╭─ DATA FOR THIS TASK

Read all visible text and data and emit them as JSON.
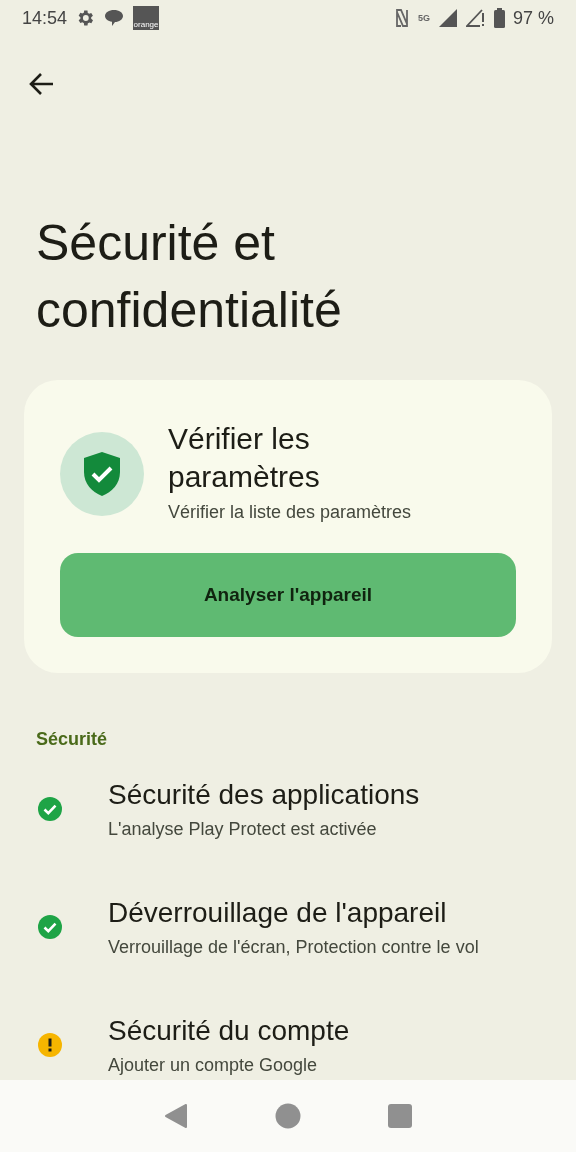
{
  "status_bar": {
    "time": "14:54",
    "carrier_logo": "orange",
    "network": "5G",
    "battery": "97 %"
  },
  "title": "Sécurité et confidentialité",
  "check_card": {
    "title": "Vérifier les paramètres",
    "subtitle": "Vérifier la liste des paramètres",
    "button": "Analyser l'appareil"
  },
  "section": "Sécurité",
  "items": [
    {
      "title": "Sécurité des applications",
      "subtitle": "L'analyse Play Protect est activée",
      "kind": "ok"
    },
    {
      "title": "Déverrouillage de l'appareil",
      "subtitle": "Verrouillage de l'écran, Protection contre le vol",
      "kind": "ok"
    },
    {
      "title": "Sécurité du compte",
      "subtitle": "Ajouter un compte Google",
      "kind": "warning"
    }
  ]
}
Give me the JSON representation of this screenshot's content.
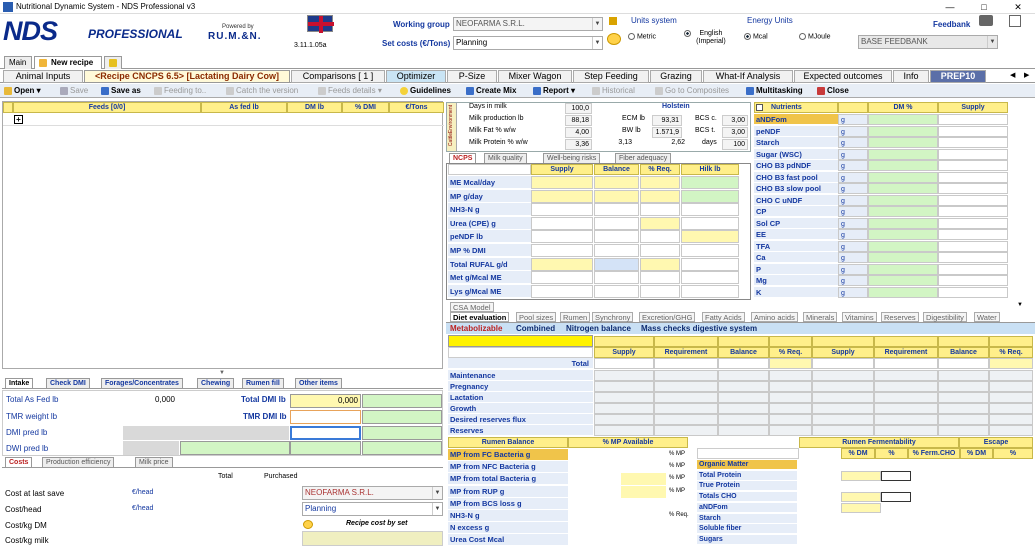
{
  "window": {
    "title": "Nutritional Dynamic System - NDS Professional v3"
  },
  "brand": {
    "logo": "NDS",
    "logo2": "PROFESSIONAL",
    "powered": "Powered by",
    "company": "RU.M.&N.",
    "version": "3.11.1.05a"
  },
  "header": {
    "working_group_label": "Working group",
    "working_group_value": "NEOFARMA S.R.L.",
    "set_costs_label": "Set costs (€/Tons)",
    "set_costs_value": "Planning",
    "units_title": "Units system",
    "unit_metric": "Metric",
    "unit_english": "English (Imperial)",
    "energy_title": "Energy Units",
    "energy_mcal": "Mcal",
    "energy_mjoule": "MJoule",
    "feedbank_label": "Feedbank",
    "feedbank_value": "BASE FEEDBANK"
  },
  "doc_tabs": [
    "Main",
    "New recipe"
  ],
  "main_tabs": [
    "Animal Inputs",
    "<Recipe CNCPS 6.5> [Lactating Dairy Cow]",
    "Comparisons [ 1 ]",
    "Optimizer",
    "P-Size",
    "Mixer Wagon",
    "Step Feeding",
    "Grazing",
    "What-If Analysis",
    "Expected outcomes",
    "Info",
    "PREP10"
  ],
  "toolbar": {
    "open": "Open",
    "save": "Save",
    "save_as": "Save as",
    "feeding_to": "Feeding to..",
    "catch": "Catch the version",
    "feeds_details": "Feeds details",
    "guidelines": "Guidelines",
    "create_mix": "Create Mix",
    "report": "Report",
    "historical": "Historical",
    "go_composites": "Go to Composites",
    "multitasking": "Multitasking",
    "close": "Close"
  },
  "feeds_grid": {
    "headers": [
      "Feeds [0/0]",
      "As fed lb",
      "DM lb",
      "% DMI",
      "€/Tons"
    ]
  },
  "animal_info": {
    "rows": [
      {
        "label": "Days in milk",
        "v1": "100,0",
        "label2": "Holstein",
        "v2": "",
        "label3": "",
        "v3": ""
      },
      {
        "label": "Milk production lb",
        "v1": "88,18",
        "label2": "ECM lb",
        "v2": "93,31",
        "label3": "BCS c.",
        "v3": "3,00"
      },
      {
        "label": "Milk Fat % w/w",
        "v1": "4,00",
        "label2": "BW lb",
        "v2": "1.571,9",
        "label3": "BCS t.",
        "v3": "3,00"
      },
      {
        "label": "Milk Protein % w/w",
        "v1": "3,36",
        "label2": "3,13",
        "v2": "2,62",
        "label3": "days",
        "v3": "100"
      }
    ],
    "side_labels": [
      "Environment",
      "Cattle"
    ]
  },
  "ncps_tabs": [
    "NCPS",
    "Milk quality",
    "Well-being risks",
    "Fiber adequacy"
  ],
  "ncps": {
    "headers": [
      "Supply",
      "Balance",
      "% Req.",
      "Hilk lb"
    ],
    "rows": [
      "ME Mcal/day",
      "MP g/day",
      "NH3-N g",
      "Urea (CPE) g",
      "peNDF lb",
      "MP % DMI",
      "Total RUFAL g/d",
      "Met g/Mcal ME",
      "Lys g/Mcal ME"
    ]
  },
  "nutrients": {
    "headers": [
      "Nutrients",
      "DM %",
      "Supply"
    ],
    "unit": "g",
    "rows": [
      "aNDFom",
      "peNDF",
      "Starch",
      "Sugar (WSC)",
      "CHO B3 pdNDF",
      "CHO B3 fast pool",
      "CHO B3 slow pool",
      "CHO C uNDF",
      "CP",
      "Sol CP",
      "EE",
      "TFA",
      "Ca",
      "P",
      "Mg",
      "K"
    ]
  },
  "intake_tabs": [
    "Intake",
    "Check DMI",
    "Forages/Concentrates",
    "Chewing",
    "Rumen fill",
    "Other items"
  ],
  "intake": {
    "total_as_fed": "Total As Fed lb",
    "total_as_fed_v": "0,000",
    "total_dmi": "Total DMI lb",
    "total_dmi_v": "0,000",
    "tmr_weight": "TMR weight lb",
    "tmr_dmi": "TMR DMI lb",
    "dmi_pred": "DMI pred lb",
    "dwi_pred": "DWI pred lb"
  },
  "costs_tabs": [
    "Costs",
    "Production efficiency",
    "Milk price"
  ],
  "costs": {
    "col_total": "Total",
    "col_purchased": "Purchased",
    "rows": [
      {
        "label": "Cost at last save",
        "unit": "€/head"
      },
      {
        "label": "Cost/head",
        "unit": "€/head"
      },
      {
        "label": "Cost/kg DM",
        "unit": ""
      },
      {
        "label": "Cost/kg milk",
        "unit": ""
      }
    ],
    "supplier": "NEOFARMA S.R.L.",
    "plan": "Planning",
    "recipe_cost": "Recipe cost by set"
  },
  "model_tab": "CSA Model",
  "diet_tabs": [
    "Diet evaluation",
    "Pool sizes",
    "Rumen",
    "Synchrony",
    "Excretion/GHG",
    "Fatty Acids",
    "Amino acids",
    "Minerals",
    "Vitamins",
    "Reserves",
    "Digestibility",
    "Water"
  ],
  "diet_subtabs": [
    "Metabolizable",
    "Combined",
    "Nitrogen balance",
    "Mass checks digestive system"
  ],
  "diet": {
    "headers": [
      "Supply",
      "Requirement",
      "Balance",
      "% Req.",
      "Supply",
      "Requirement",
      "Balance",
      "% Req."
    ],
    "total": "Total",
    "rows": [
      "Maintenance",
      "Pregnancy",
      "Lactation",
      "Growth",
      "Desired reserves flux",
      "Reserves"
    ]
  },
  "rumen_balance": {
    "title": "Rumen Balance",
    "col": "% MP Available",
    "rows": [
      {
        "label": "MP from FC Bacteria g",
        "unit": "% MP"
      },
      {
        "label": "MP from NFC Bacteria g",
        "unit": "% MP"
      },
      {
        "label": "MP from total Bacteria g",
        "unit": "% MP"
      },
      {
        "label": "MP from RUP g",
        "unit": "% MP"
      },
      {
        "label": "MP from BCS loss g",
        "unit": ""
      },
      {
        "label": "NH3-N g",
        "unit": "% Req."
      },
      {
        "label": "N excess g",
        "unit": ""
      },
      {
        "label": "Urea Cost Mcal",
        "unit": ""
      }
    ]
  },
  "fermentability": {
    "title": "Rumen Fermentability",
    "escape": "Escape",
    "headers": [
      "% DM",
      "%",
      "% Ferm.CHO",
      "% DM",
      "%"
    ],
    "rows": [
      "Organic Matter",
      "Total Protein",
      "True Protein",
      "Totals CHO",
      "aNDFom",
      "Starch",
      "Soluble fiber",
      "Sugars"
    ]
  }
}
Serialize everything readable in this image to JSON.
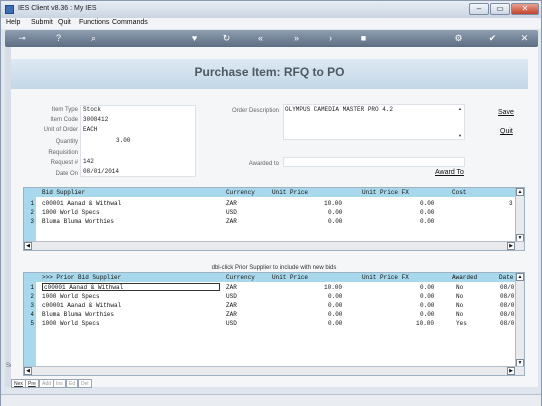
{
  "window": {
    "title": "IES Client v8.36 : My IES",
    "min": "–",
    "max": "▭",
    "close": "✕"
  },
  "menu": [
    "Help",
    "Submit",
    "Quit",
    "Functions",
    "Commands"
  ],
  "toolbar_icons": [
    "key-icon",
    "help-icon",
    "search-icon",
    "heart-icon",
    "refresh-icon",
    "rewind-icon",
    "fast-forward-icon",
    "next-icon",
    "stop-icon",
    "gear-icon",
    "check-icon",
    "close-icon"
  ],
  "header": {
    "title": "Purchase Item: RFQ to PO"
  },
  "form": {
    "item_type_label": "Item Type",
    "item_type": "Stock",
    "item_code_label": "Item Code",
    "item_code": "3008412",
    "unit_label": "Unit of Order",
    "unit": "EACH",
    "quantity_label": "Quantity",
    "quantity": "3.00",
    "requisition_label": "Requisition",
    "requisition": "",
    "request_label": "Request #",
    "request": "142",
    "date_label": "Date On",
    "date": "08/01/2014",
    "order_desc_label": "Order Description",
    "order_desc": "OLYMPUS CAMEDIA MASTER PRO 4.2",
    "awarded_to_label": "Awarded to",
    "awarded_to": ""
  },
  "actions": {
    "save": "Save",
    "quit": "Quit",
    "award_to": "Award To"
  },
  "bids_grid": {
    "columns": [
      "Bid Supplier",
      "Currency",
      "Unit Price",
      "Unit Price FX",
      "Cost"
    ],
    "rows": [
      {
        "n": "1",
        "supplier": "c00001 Aanad & Withwal",
        "currency": "ZAR",
        "price": "10.00",
        "fx": "0.00",
        "cost": "3"
      },
      {
        "n": "2",
        "supplier": "1000 World Specs",
        "currency": "USD",
        "price": "0.00",
        "fx": "0.00",
        "cost": ""
      },
      {
        "n": "3",
        "supplier": "Bluma Bluma Worthies",
        "currency": "ZAR",
        "price": "0.00",
        "fx": "0.00",
        "cost": ""
      }
    ]
  },
  "prior_hint": "dbl-click Prior Supplier to include with new bids",
  "prior_grid": {
    "columns": [
      ">>> Prior Bid Supplier",
      "Currency",
      "Unit Price",
      "Unit Price FX",
      "Awarded",
      "Date"
    ],
    "rows": [
      {
        "n": "1",
        "supplier": "c00001 Aanad & Withwal",
        "currency": "ZAR",
        "price": "10.00",
        "fx": "0.00",
        "awarded": "No",
        "date": "08/0"
      },
      {
        "n": "2",
        "supplier": "1000 World Specs",
        "currency": "USD",
        "price": "0.00",
        "fx": "0.00",
        "awarded": "No",
        "date": "08/0"
      },
      {
        "n": "3",
        "supplier": "c00001 Aanad & Withwal",
        "currency": "ZAR",
        "price": "0.00",
        "fx": "0.00",
        "awarded": "No",
        "date": "08/0"
      },
      {
        "n": "4",
        "supplier": "Bluma Bluma Worthies",
        "currency": "ZAR",
        "price": "0.00",
        "fx": "0.00",
        "awarded": "No",
        "date": "08/0"
      },
      {
        "n": "5",
        "supplier": "1000 World Specs",
        "currency": "USD",
        "price": "0.00",
        "fx": "10.00",
        "awarded": "Yes",
        "date": "08/0"
      }
    ]
  },
  "bottom_tabs": [
    "Nex",
    "Pre",
    "Add",
    "Ins",
    "Ed",
    "Del"
  ],
  "side_label": "Se"
}
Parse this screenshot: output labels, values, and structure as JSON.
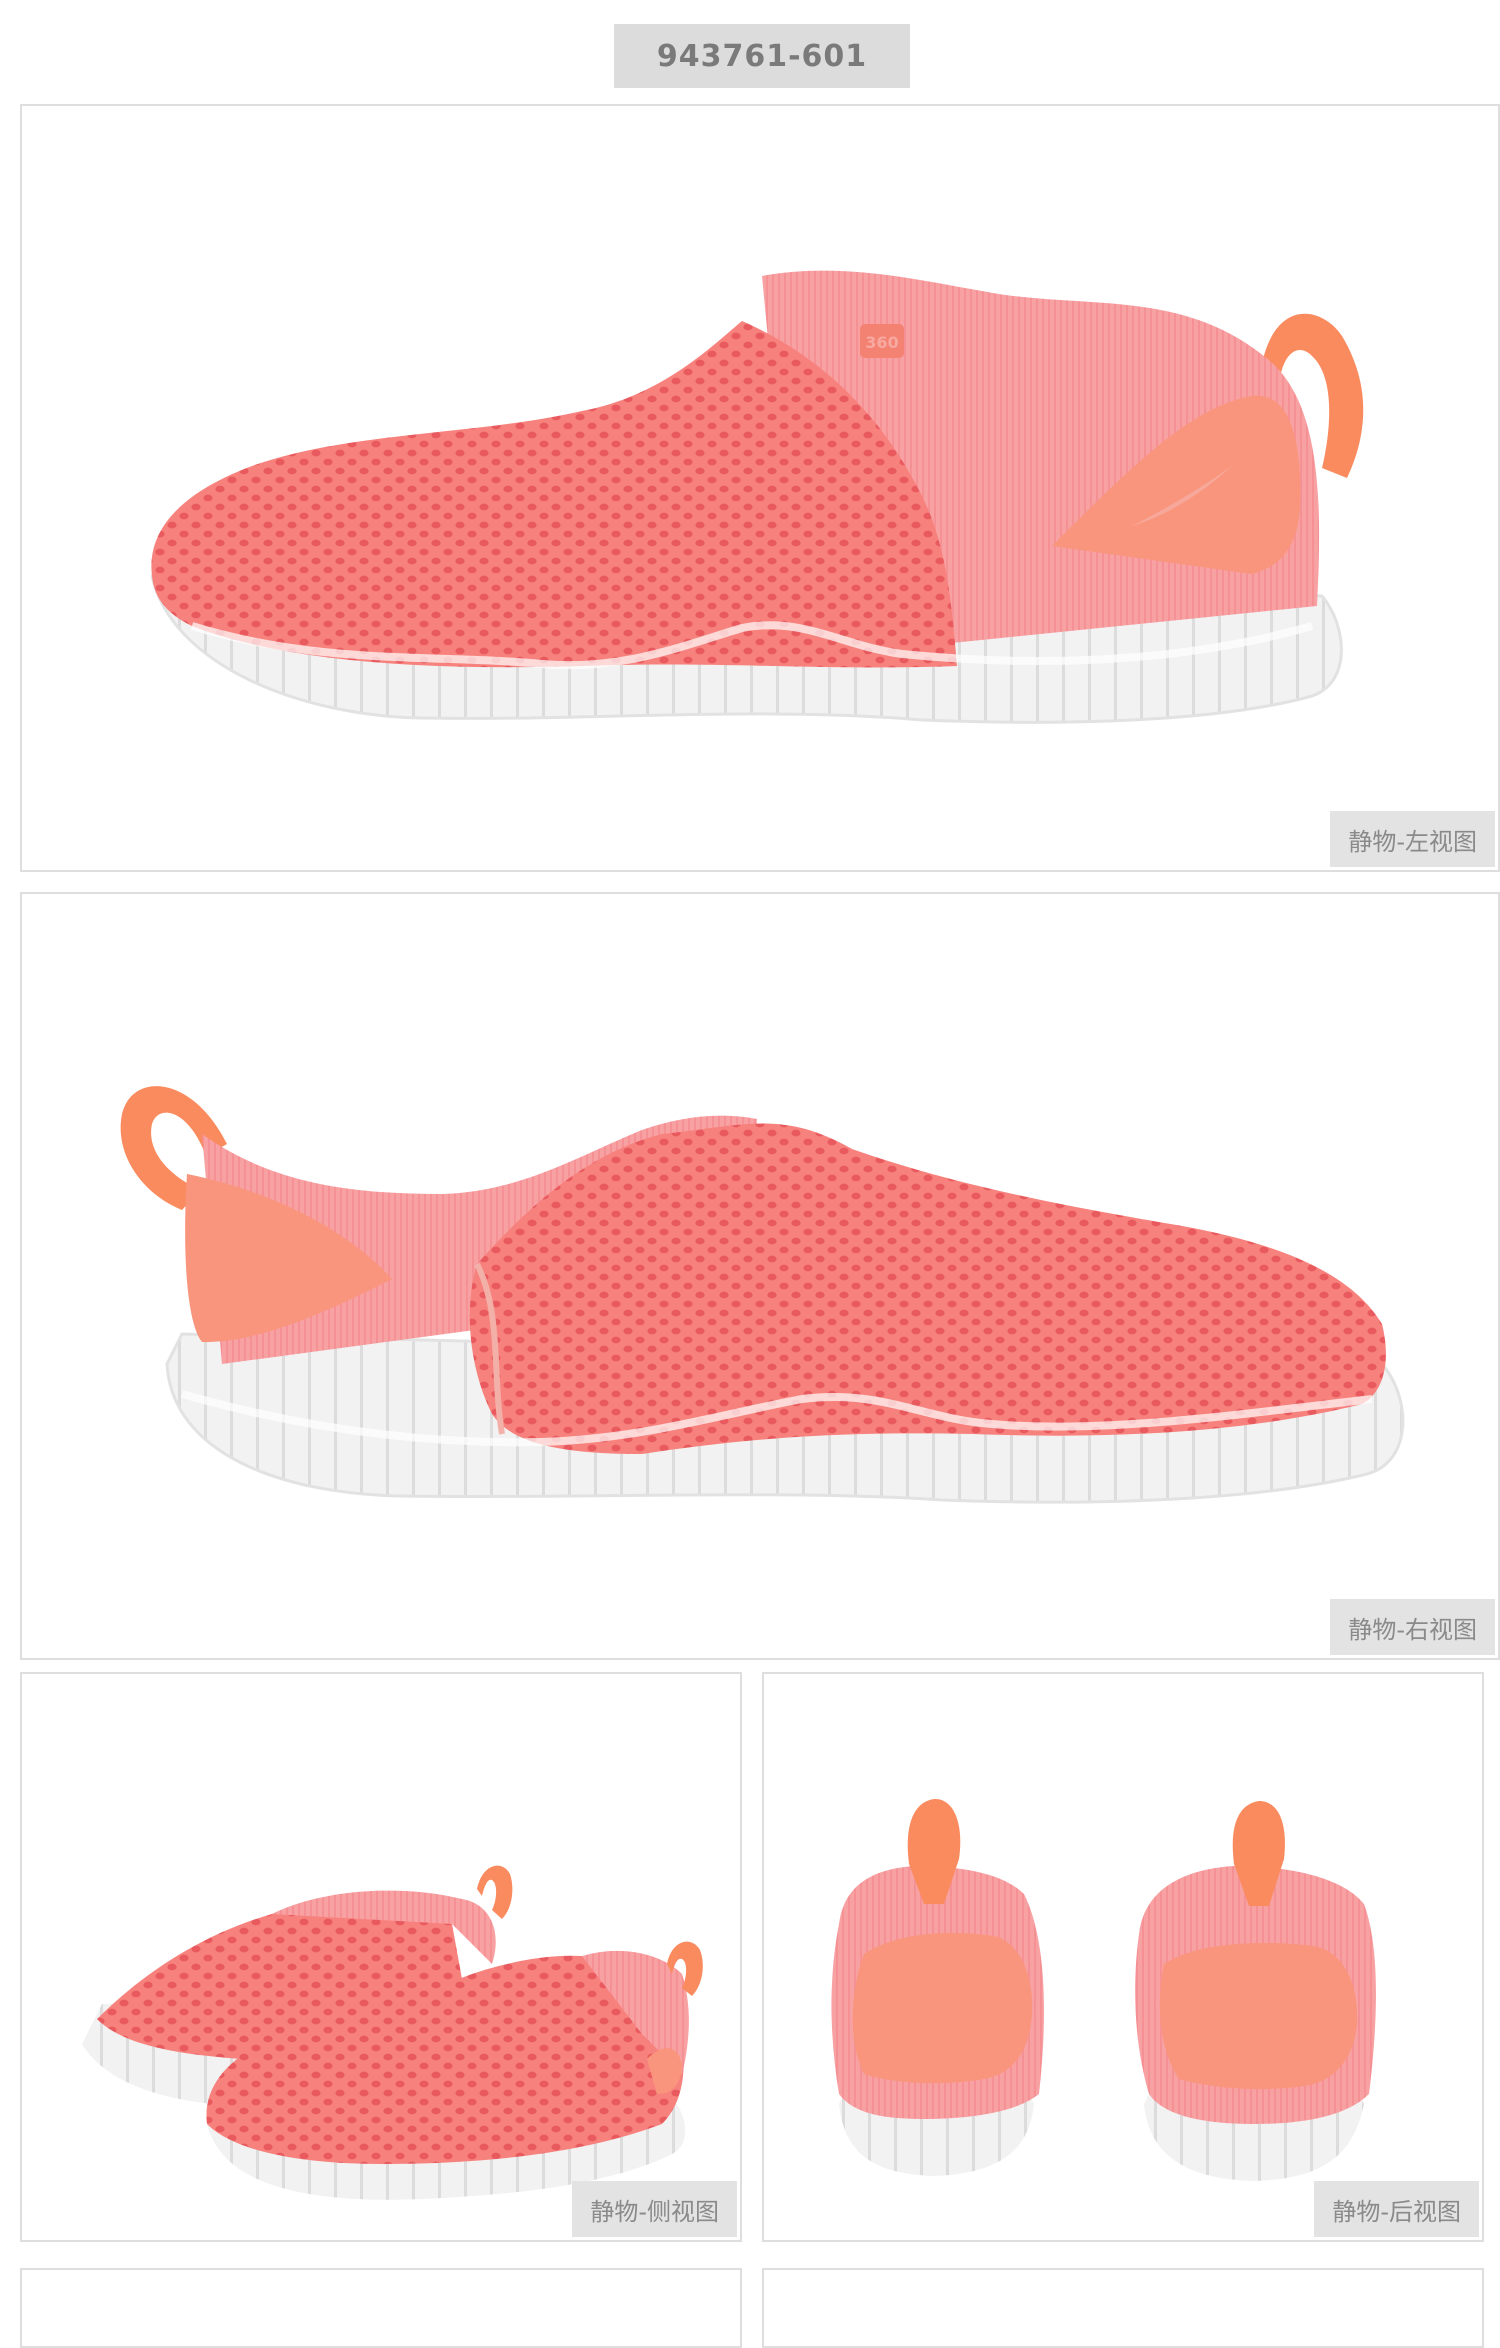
{
  "header": {
    "sku": "943761-601"
  },
  "colors": {
    "mesh": "#f47d7b",
    "knit": "#f7a0a2",
    "suede": "#f9957c",
    "pull_tab": "#f98b5f",
    "sole": "#eeeeee",
    "caption_bg": "#e3e3e3",
    "sku_bg": "#dcdcdc"
  },
  "gallery": {
    "left_view": {
      "caption": "静物-左视图",
      "tongue_text": "360"
    },
    "right_view": {
      "caption": "静物-右视图"
    },
    "side_view": {
      "caption": "静物-侧视图"
    },
    "back_view": {
      "caption": "静物-后视图"
    }
  }
}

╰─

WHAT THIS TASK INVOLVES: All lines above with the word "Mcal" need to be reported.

RESPONSE BOX:
    "energy_mcal": "Mcal",
      "ME Mcal/day",
      "Met g/Mcal ME",
      "Lys g/Mcal ME"
        "label": "Urea Cost Mcal",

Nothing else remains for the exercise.